Iron is a crucial part of our daily diet and probably the most common deficiency among menstruating females. Fortunately, there are plenty of iron-rich foods that you can incorporate into your diet to improve your nutritional health, iron intake, and energy levels. This article will cover what foods are high in iron and why getting iron from food is so important.

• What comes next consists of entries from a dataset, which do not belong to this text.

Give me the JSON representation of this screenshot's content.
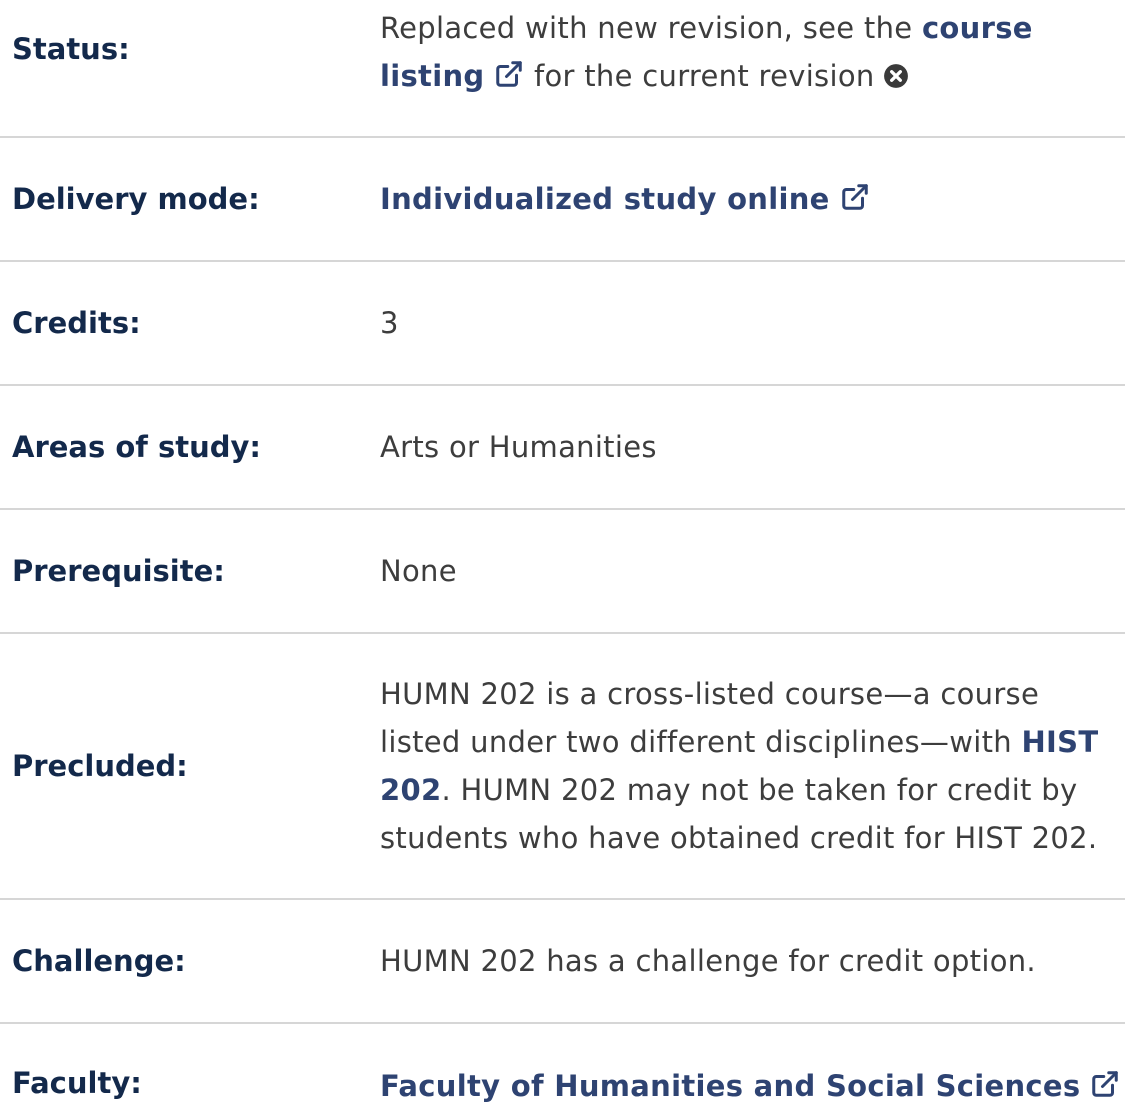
{
  "rows": {
    "status": {
      "label": "Status:",
      "text_before": "Replaced with new revision, see the ",
      "link": "course listing",
      "text_after": " for the current revision"
    },
    "delivery": {
      "label": "Delivery mode:",
      "link": "Individualized study online"
    },
    "credits": {
      "label": "Credits:",
      "value": "3"
    },
    "areas": {
      "label": "Areas of study:",
      "value": "Arts or Humanities"
    },
    "prerequisite": {
      "label": "Prerequisite:",
      "value": "None"
    },
    "precluded": {
      "label": "Precluded:",
      "text_before": "HUMN 202 is a cross-listed course—a course listed under two different disciplines—with ",
      "link": "HIST 202",
      "text_after": ". HUMN 202 may not be taken for credit by students who have obtained credit for HIST 202."
    },
    "challenge": {
      "label": "Challenge:",
      "value": "HUMN 202 has a challenge for credit option."
    },
    "faculty": {
      "label": "Faculty:",
      "link": "Faculty of Humanities and Social Sciences"
    }
  },
  "icons": {
    "external_link": "external-link-icon",
    "close": "close-circle-icon"
  },
  "colors": {
    "label": "#13294b",
    "link": "#2e4372",
    "text": "#3d3d3d",
    "divider": "#d6d6d6"
  }
}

Why Iron Is a Vital Part of Your Diet? Iron plays a critical role in a variety of bodily functions. Most importantly, iron makes up hemoglobin, a transport molecule that red blood cells use to deliver oxygen to the tissue throughout your body. Oxygen is one of the most important cellular respiration and energy production factors. Your body also needs iron, like the active thyroid hormone, to make important hormones. As one might imagine, an iron deficiency can lead to several adverse health ramifications. An iron deficiency may result in several potentially severe symptoms that can negatively affect your daily life. Anemia is the most common condition associated with iron deficiency and is impactful. Here are a few of the symptoms those with anemia may experience:

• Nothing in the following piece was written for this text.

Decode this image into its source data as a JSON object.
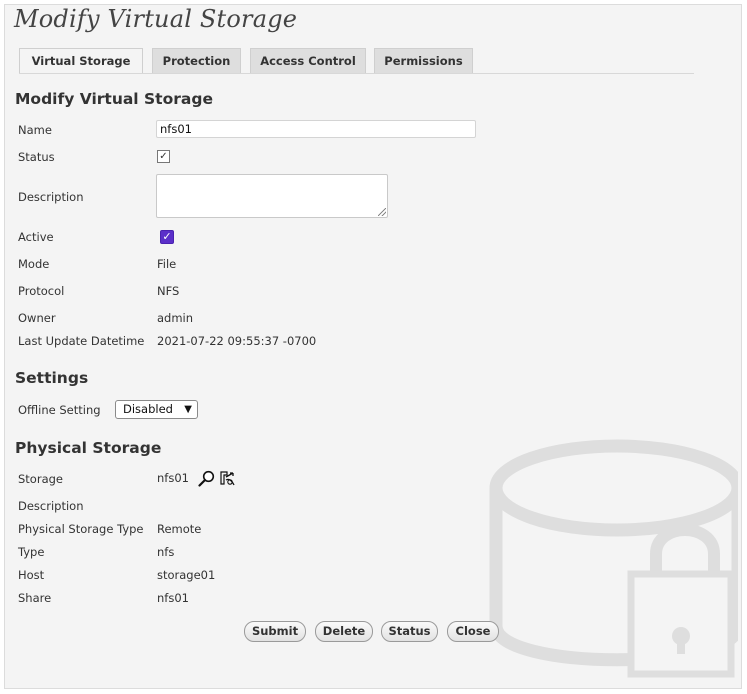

Shortness of breath
The best way to avoid anemia is by getting the right amount of iron with an iron-rich diet.
Heme vs Non-Heme Sources You’ll hear a lot about iron ‘bioavailability’, meaning how readily available or absorbable the iron is in the food that you’re consuming. Heme iron comes solely from animal-based sources, such as meat, poultry and seafood. Heme iron tends to be more easily absorbed than non-heme plant-based sources. The National Institutes for Health (NIH) suggested that a solely plant based diet requires double the daily iron intake compared to those eating meat (1). The guidelines from the NIH for daily iron intake are as follows (1): Nonpregnant Women ages 19 to 50 18 milligrams (mg) Pregnant Women 27 mg For women Age 51 and Older, 8 mg For men Age 19 and Older, 8 mg Infants and Children 7 to 16 mg, depending on age Sources of Iron-Rich Foods If you want to enhance your diet with iron, you’ll be happy to know that many iron-rich foods are affordable and delicious. While not high in iron, some foods, like citrus fruits, will help you absorb more iron from your meals since vitamin C aids irons transport across the gut. Here are some foods that can boost your body’s iron levels. Oysters, mussels and Clams If you love to splurge on fresh seafood, you’ll be happy to know that the price tag has great nutritional benefits. According to the USDA, six medium oysters come with a whopping 6.1 mg of elemental iron, a 3rd of a woman’s daily intake. Shrimp and crab are great, too, providing between 2-3 mg per 3 oz serving. Important to note this would not be advisable for pregnant women due to the increased risks of infection from raw foods. Dark Leafy Greens Dark leafy greens are always a go-to plan based sources of iron. 100g of boiled spinach provides 1.6mg of non-heme iron, whereas broccoli provides approximately 1mg per 100g serving. Broccoli is also high in vitamin C, which can help the body to absorb the non-heme iron it contains. Red Meat Red meat, pork chops, and especially organ meats like liver and giblets make for a fantastic source of iron. Red meat serves up around 3-4 mg per 100g depending on the source, whereas organ meats are closer to 6 mg per 100g serving (although not everyones cup of tea). These sources are also high in saturated fat and can raise cholesterol levels, so they should be eaten in rotation and as part of a balanced diet. Dark Chocolate If you need more iron in your diet, dark chocolate is a good source of iron. Dark chocolate has 8 mg per 100 g serving!!! You’re welcome. Eggs Along with fortified cereals and oats, eggs make a great way to kickstart your iron intake in the morning, giving you about 1 mg per serving. Legumes Legumes and other kinds of beans, like black beans and kidney beans, are reliable sources of iron. While they're all non-heme sources, they contain up to 2 mg per 100g serving. Let's not forget about tofu, which lends up to 5.4 mg per 100g! Eating a Balanced, Iron-Rich Diet Fortunately, there are many iron-rich foods that you can easily incorporate into your diet. While taking other nutritional needs into account, the best source of iron for you can be something you love to eat regularly. Nutrition is essential to everybody aspect, so you’ll want to ensure you get what you need. To learn more about testing your iron and determining possible correlations to your symptoms, contact Dr. Courtney Holmberg, Naturopathic Doctor in Toronto, at (647) 351-7282 today to book a consultation. References: